§ REQUIREMENT
Write out, word for word, the line that contains "What's the underlying" and each line after it down to the last line of the data below. Include nothing more.
┄┄┄┄┄┄
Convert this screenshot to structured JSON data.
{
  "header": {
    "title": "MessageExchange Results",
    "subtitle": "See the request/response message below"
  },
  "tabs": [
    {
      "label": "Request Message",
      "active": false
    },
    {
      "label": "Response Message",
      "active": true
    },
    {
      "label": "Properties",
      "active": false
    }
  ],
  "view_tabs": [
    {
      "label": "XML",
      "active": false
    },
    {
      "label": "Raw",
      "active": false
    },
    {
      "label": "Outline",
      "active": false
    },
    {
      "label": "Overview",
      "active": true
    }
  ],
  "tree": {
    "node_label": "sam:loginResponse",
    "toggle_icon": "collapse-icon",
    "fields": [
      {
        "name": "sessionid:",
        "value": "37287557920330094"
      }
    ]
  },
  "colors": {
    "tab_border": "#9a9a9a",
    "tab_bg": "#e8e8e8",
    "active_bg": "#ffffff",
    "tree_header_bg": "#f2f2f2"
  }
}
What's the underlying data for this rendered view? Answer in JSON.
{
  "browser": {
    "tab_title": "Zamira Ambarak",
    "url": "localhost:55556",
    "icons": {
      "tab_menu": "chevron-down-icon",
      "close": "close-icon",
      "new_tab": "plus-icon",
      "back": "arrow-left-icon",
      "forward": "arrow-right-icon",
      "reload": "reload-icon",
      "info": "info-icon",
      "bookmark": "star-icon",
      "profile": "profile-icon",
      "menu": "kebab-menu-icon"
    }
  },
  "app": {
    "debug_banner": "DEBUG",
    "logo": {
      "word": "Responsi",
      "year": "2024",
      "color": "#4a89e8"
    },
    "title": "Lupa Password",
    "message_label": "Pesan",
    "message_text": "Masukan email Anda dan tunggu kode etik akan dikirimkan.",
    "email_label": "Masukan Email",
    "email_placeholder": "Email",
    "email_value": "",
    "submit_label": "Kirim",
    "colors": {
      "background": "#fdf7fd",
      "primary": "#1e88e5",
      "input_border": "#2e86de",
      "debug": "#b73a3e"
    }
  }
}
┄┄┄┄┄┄
§ OUTPUT FOR THIS EXERCISE
What's the underlying data for this rendered view? Answer in JSON.
{
  "browser": {
    "tab_title": "Zamira Ambarak",
    "url": "localhost:55556",
    "icons": {
      "tab_menu": "chevron-down-icon",
      "close": "close-icon",
      "new_tab": "plus-icon",
      "back": "arrow-left-icon",
      "forward": "arrow-right-icon",
      "reload": "reload-icon",
      "info": "info-icon",
      "bookmark": "star-icon",
      "profile": "profile-icon",
      "menu": "kebab-menu-icon"
    }
  },
  "app": {
    "debug_banner": "DEBUG",
    "logo": {
      "word": "Responsi",
      "year": "2024",
      "color": "#4a89e8"
    },
    "title": "Lupa Password",
    "message_label": "Pesan",
    "message_text": "Masukan email Anda dan tunggu kode etik akan dikirimkan.",
    "email_label": "Masukan Email",
    "email_placeholder": "Email",
    "email_value": "",
    "submit_label": "Kirim",
    "colors": {
      "background": "#fdf7fd",
      "primary": "#1e88e5",
      "input_border": "#2e86de",
      "debug": "#b73a3e"
    }
  }
}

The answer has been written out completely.